People, Biographies (2/5)
Contributor: Cornell College Archives
Charles Reuben Keyes (May 5, 1871-July 23, 1951) graduated from Cornell College with a B.A. in philosophy in 1894, earned a master’s degree in 1898 from Harvard, and a doctoral degree, also from Harvard, in 1923. He was professor of German at Cornell College from 1903-1941. His avocations, studying ornithology as well as the archaeology and anthropology of Native Americans became driving forces in his life. The photos, letters, essays and articles in this digital collection represent these interests of a well-respected and patient individual whose contributions to Cornell College and the State of Iowa are still felt today.
Contributor: Iowa State University Special Collections
Christian Petersen, who sculpted and taught at Iowa State University from 1934 through 1955, is considered the founder of the Art on Campus Collection. He was the nation’s first permanent campus artist-in-residence. The Christian Petersen Digital Collection, 1934-1942, contains images from a number of series in the Christian Petersen papers, including photographs of Petersen in his studio and working with students, drawings and sketches by Petersen that were published in Cha-ki-shi based on the Mesquakie of Iowa, and Hello Beautiful written by Charlotte Petersen for their daughter Mary. Photographs and artifacts also highlight Petersen’s sculptural works that include medals, a plaster study of four running buffalo, the Dairy Science bas relief, and the Marriage Ring.
Contributors: University of Iowa Archives and University of Iowa College of Dentistry
In celebration of the 125th anniversary of the University of Iowa College of Dentistry, class photo boards (1883-1967) were converted to digital format as part of the preservation process. This digital collection includes photo boards that display entire classes as well as individual, high-resolution student and faculty photographs.
Contributor: University of Iowa Libraries, Iowa Women's Archives and University of Iowa, School of Art and History
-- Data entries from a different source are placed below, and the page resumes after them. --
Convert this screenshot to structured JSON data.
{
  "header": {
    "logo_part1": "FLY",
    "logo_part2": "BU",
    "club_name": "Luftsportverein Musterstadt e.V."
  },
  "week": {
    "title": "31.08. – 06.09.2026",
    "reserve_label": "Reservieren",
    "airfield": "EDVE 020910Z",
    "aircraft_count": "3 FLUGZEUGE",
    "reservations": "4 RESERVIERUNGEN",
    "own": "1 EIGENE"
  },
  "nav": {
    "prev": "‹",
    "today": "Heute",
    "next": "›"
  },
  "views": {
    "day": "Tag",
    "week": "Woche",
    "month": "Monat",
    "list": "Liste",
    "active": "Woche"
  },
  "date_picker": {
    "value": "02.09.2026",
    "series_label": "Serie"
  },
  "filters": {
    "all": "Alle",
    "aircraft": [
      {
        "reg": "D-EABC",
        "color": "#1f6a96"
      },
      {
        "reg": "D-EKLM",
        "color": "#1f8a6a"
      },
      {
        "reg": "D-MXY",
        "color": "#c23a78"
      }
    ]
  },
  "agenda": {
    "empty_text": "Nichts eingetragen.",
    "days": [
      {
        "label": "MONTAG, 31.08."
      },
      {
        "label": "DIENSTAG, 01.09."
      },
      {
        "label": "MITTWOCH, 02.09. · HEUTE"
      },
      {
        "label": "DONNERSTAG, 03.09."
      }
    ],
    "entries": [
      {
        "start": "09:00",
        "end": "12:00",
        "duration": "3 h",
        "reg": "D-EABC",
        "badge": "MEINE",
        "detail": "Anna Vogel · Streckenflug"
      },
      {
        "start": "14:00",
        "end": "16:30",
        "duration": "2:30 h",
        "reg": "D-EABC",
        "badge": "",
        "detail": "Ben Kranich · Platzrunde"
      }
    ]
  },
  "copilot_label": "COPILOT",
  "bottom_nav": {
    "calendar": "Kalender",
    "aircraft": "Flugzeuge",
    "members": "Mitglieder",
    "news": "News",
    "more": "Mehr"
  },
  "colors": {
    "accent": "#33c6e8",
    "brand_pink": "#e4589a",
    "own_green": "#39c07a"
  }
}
In 1924, native Iowan Eve Drewelowe received the first graduate degree in fine arts granted by The University of Iowa. She then married Jacob Van Ek, moved to Boulder, and embarked on a 13-month trip around the world that she documented in seven travel sketchbooks. After a health crisis in 1940, Drewelowe rededicated herself to her painting. Working in impressionist, social realist, and abstract expressionist styles, she has had artworks displayed nationally in solo exhibitions. Drewelowe continued to paint until her death in 1988.
Contributor: University of Iowa Libraries, Iowa Women's Archives
On May 15, 1950, Evelyn Birkby took her weekly Shenandoah Evening Sentinel "Up a Country Lane" column on the air with KMA radio station, changing its name to "Down a Country Lane." The radio program was a forum to share her observations about her own experiences and those of her neighbors. The program was broadcast over KMA until 1952. Birkby took a hiatus until 1955, when she began working for Kitchen-Klatter as a writer and broadcaster. The Evelyn Birkby Collection of Radio Homemaker Materials date from 1927 to 1999 and measure 3 linear feet. The bulk of these papers are in the form of publications.